Nine bacilli with fibrinolytic activities were isolated from Doenjang, a traditional Korean fermented soy food. Among them, RSB 34 showed the strongest activity and identified as Bacillus amyloliquefaciens by 16S rRNA and recA genes sequencing. During growth on LB up to 96 h, RSB34 showed the highest fibrinolytic activity (83.23 mU/μl) at 48 h. Three bands of 23, 27, and 42 kDa in size were observed when culture supernatant was analyzed by SDS-PAGE and 27 and 42 kDa bands by fibrin zymography. A gene encoding the 27 kDa major fibrinolytic enzyme, AprE34, was cloned by PCR. BLAST searches confirmed that the gene was a homolog to genes encoding AprE type proteases. aprE34 was overexpressed in Escherichia coli BL21 (DE3) using pET26b(+). Recombinant AprE34 was purified and examined for the properties.

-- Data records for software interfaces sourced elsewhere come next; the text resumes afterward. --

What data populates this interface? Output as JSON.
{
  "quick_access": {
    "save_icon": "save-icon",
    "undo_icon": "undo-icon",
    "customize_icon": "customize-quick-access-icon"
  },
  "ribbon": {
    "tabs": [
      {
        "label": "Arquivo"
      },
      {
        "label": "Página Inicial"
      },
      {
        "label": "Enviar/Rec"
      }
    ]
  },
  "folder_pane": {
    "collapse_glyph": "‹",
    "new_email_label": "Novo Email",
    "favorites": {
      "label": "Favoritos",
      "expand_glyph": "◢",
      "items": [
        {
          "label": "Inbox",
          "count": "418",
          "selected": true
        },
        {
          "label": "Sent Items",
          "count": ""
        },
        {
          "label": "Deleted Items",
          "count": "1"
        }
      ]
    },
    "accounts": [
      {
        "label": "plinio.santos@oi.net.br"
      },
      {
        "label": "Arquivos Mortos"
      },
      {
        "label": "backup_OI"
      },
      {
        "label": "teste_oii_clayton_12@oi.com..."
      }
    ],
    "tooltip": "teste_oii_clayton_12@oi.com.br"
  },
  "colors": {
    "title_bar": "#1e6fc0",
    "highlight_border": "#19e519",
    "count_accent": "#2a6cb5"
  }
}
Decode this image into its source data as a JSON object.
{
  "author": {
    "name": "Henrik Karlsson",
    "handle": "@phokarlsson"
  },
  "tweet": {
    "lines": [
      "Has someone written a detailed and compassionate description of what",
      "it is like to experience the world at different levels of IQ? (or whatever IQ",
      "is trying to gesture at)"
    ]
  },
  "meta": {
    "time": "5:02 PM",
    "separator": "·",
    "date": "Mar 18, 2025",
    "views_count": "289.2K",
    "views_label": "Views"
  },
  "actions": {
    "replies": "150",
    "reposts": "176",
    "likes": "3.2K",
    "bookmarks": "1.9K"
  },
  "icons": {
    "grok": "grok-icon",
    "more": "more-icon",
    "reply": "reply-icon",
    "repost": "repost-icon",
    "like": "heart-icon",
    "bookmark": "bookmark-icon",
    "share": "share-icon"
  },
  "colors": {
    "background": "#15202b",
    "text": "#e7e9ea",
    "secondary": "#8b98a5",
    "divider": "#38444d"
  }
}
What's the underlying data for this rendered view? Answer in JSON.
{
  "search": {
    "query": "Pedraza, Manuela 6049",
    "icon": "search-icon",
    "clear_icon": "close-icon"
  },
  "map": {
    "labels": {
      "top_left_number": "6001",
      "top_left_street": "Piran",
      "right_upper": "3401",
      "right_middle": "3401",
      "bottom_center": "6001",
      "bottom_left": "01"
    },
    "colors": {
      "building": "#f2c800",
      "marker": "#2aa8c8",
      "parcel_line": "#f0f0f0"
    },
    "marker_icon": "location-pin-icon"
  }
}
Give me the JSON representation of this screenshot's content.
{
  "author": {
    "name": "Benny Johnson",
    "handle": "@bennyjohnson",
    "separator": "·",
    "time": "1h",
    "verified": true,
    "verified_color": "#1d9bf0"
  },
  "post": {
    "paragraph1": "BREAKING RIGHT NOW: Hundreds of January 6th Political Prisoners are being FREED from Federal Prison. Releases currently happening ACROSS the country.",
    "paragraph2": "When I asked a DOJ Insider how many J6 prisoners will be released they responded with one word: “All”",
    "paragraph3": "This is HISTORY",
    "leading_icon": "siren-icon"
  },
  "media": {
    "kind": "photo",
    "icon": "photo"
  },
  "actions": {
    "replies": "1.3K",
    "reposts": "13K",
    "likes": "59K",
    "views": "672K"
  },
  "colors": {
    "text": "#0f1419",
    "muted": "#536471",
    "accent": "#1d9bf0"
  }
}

Km and Vmax values of recombinant AprE34 were 0.131±0.026 mM and 16.551±0.316 μM/l/min, respectively, when measured by using an artificial substrate, N-succinyl-ala-ala-pro-phe-p-nitroanilide. aprE34 was overexpressed in B. subtilis WB600 using pHY300PLK. B. subtilis transformants harboring pHYRSB34 (pHY300PLK with aprE34) showed higher fibrinolytic activity than B. amyloliquefaciens RSB34.

Concepts: DNA, Protein, Bacteria, Molecular biology, RNA, Escherichia coli, Bacillus, Bacillus subtilis

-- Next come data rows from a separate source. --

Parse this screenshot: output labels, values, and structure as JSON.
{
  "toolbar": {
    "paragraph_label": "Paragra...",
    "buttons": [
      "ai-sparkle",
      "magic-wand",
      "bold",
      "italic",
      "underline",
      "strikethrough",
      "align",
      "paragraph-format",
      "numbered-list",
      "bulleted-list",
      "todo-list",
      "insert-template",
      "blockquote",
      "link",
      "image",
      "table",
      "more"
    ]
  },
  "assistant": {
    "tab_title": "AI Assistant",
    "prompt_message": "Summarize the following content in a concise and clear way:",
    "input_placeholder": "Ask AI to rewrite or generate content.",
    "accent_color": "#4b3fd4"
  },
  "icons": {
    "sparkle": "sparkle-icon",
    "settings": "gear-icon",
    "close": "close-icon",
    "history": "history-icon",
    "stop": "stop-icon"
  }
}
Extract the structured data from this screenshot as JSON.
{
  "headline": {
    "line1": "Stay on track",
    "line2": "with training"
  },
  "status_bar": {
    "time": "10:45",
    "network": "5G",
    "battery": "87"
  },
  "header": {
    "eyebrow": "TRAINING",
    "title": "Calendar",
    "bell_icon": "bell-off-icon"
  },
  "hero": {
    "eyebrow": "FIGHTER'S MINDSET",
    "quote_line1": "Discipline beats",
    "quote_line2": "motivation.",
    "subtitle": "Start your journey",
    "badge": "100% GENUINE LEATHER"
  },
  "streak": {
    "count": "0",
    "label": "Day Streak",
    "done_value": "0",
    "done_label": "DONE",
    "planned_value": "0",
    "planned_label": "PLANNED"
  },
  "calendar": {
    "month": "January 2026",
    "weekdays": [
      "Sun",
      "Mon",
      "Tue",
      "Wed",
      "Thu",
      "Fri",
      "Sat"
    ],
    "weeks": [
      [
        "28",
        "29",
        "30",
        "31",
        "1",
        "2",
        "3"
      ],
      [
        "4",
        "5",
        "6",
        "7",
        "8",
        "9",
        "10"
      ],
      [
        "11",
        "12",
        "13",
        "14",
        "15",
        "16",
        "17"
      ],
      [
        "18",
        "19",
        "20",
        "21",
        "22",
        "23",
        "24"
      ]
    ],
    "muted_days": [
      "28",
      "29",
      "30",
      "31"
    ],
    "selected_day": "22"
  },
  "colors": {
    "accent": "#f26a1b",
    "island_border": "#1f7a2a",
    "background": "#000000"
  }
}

Bacillus subtilis GQJK2 is a plant growth-promoting rhizobacterium with antifungal activity which was isolated from Lycium barbarum L. rhizosphere. Here, we report the complete genome sequence of B. subtilis GQJK2. Ten gene clusters involved in the biosynthesis of antagonistic compounds were predicted.

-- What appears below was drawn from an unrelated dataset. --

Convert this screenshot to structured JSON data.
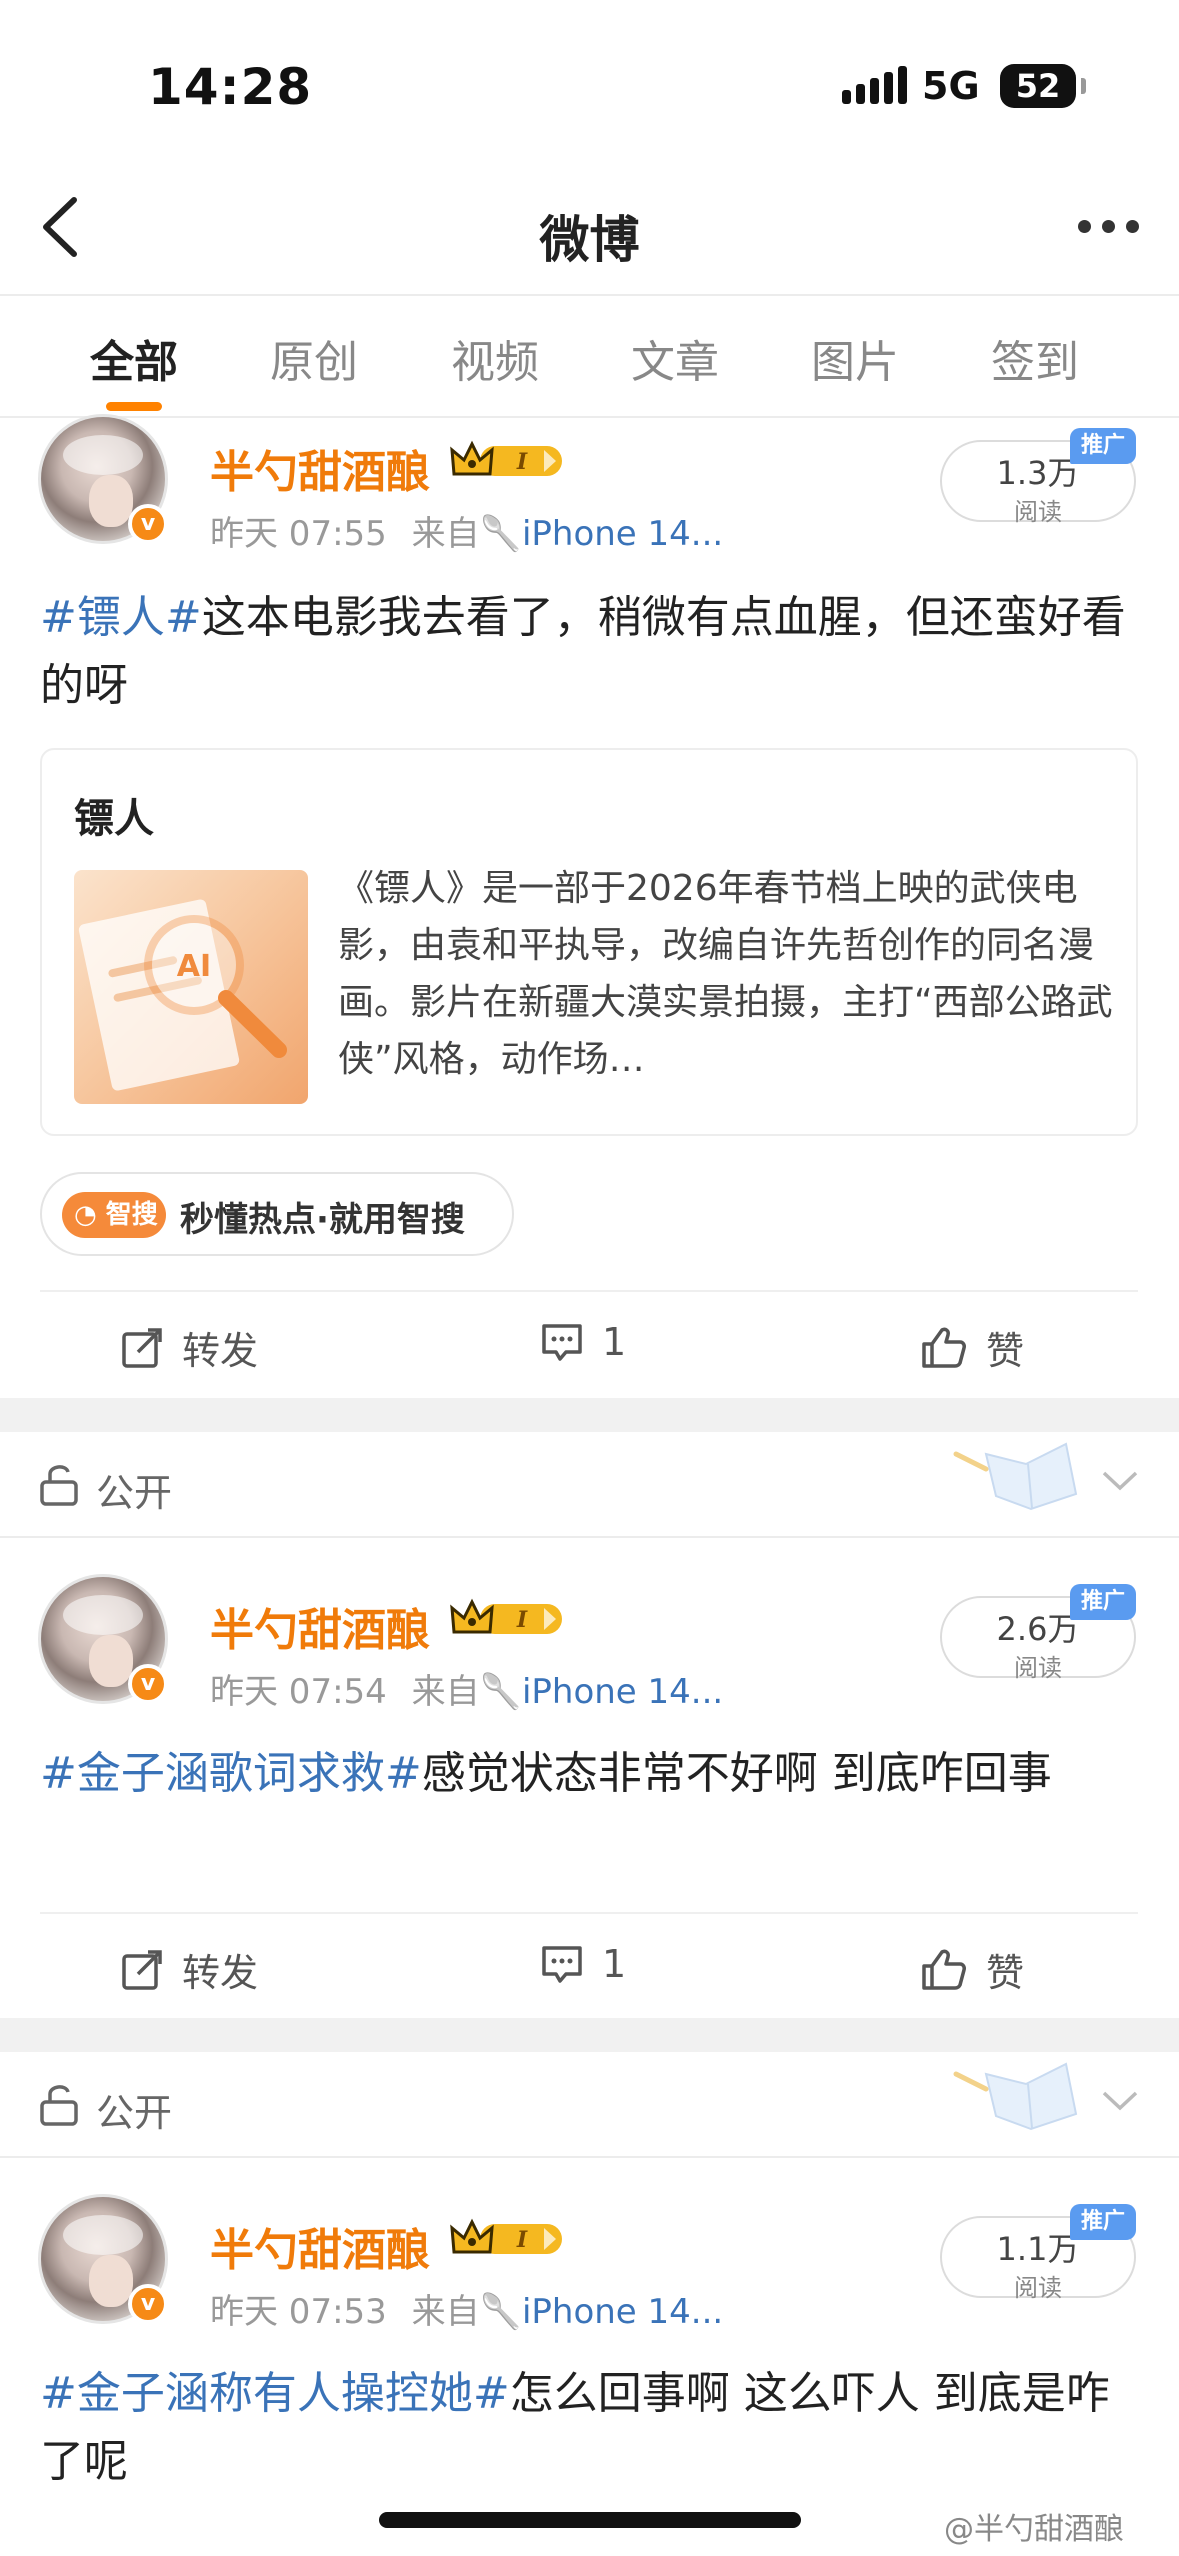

Concepts: DNA, Bacteria, Organism, Genome, Genomics, Bacillus, Bacillus subtilis, Wolfberry


The ability to solubilize fixed inorganic phosphorus (P) for plant growth is important for increasing crop yield. More P can be released by inoculating soil with inorganic-phosphate-solubilizing bacteria (iPSBs). We used 96-well microplates instead of traditional 200-mm petri dishes to rapidly screen iPSB strains for their solubilizing ability. We simultaneously obtained 76 iPSB isolates from 576 wells containing two agricultural soils. This method conveniently identified positive iPSB strains and effectively prevented fungal cross-contamination. Maximum-likelihood phylogenetic trees of the isolated strains showed that Bacillus megaterium was the most dominant iPSB, and strains Y99, Y95, Y924 and Y1412 were selected as representatives for the analysis of P solubilization. Succinic acid was the main organic acid of B. megaterium for releasing P. It was strongly correlated with the increase in soluble P concentration during 168 h of incubation of these four strains. pH was negatively exponentially correlated with the amount of soluble P in the medium, and the amount of succinic acid was strongly linearly correlated with the amount of P released (P < 0.001), suggesting that organic acid may mobilize microbial P. Our study provides an efficient and effective method for identifying and analyzing the growth of iPSB strains able to solubilize inorganic P and gives a better understanding of the mechanism of P solubilization.

Concepts: Oxygen, Bacteria, Agriculture, Acid, Soil, Bacillus, Phosphorus, Bacillus megaterium


In September 2011, a total of 511 human cases of anthrax (Bacillus anthracis) infection and 5 deaths were reported in a game management area in the district of Chama, Zambia, near where 85 hippopotamuses (Hippopotamus amphibious) had recently died of suspected anthrax. The human infections generally responded to antibiotics. To clarify transmission, we conducted a cross-sectional, interviewer-administered household survey in villages where human anthrax cases and hippopotamuses deaths were reported. Among 284 respondents, 84% ate hippopotamus meat before the outbreak. Eating, carrying, and preparing meat were associated with anthrax infection. Despite the risk, 23% of respondents reported they would eat meat from hippopotamuses found dead again because of food shortage (73%), lack of meat (12%), hunger (7%), and protein shortage (5%). Chronic food insecurity can lead to consumption of unsafe foods, leaving communities susceptible to zoonotic infection. Interagency cooperation is necessary to prevent outbreaks by addressing the root cause of exposure, such as food insecurity.

Concepts: Disease, Bacteria, Death, Food, Bacillus, Anthrax, Bacillus anthracis, Famine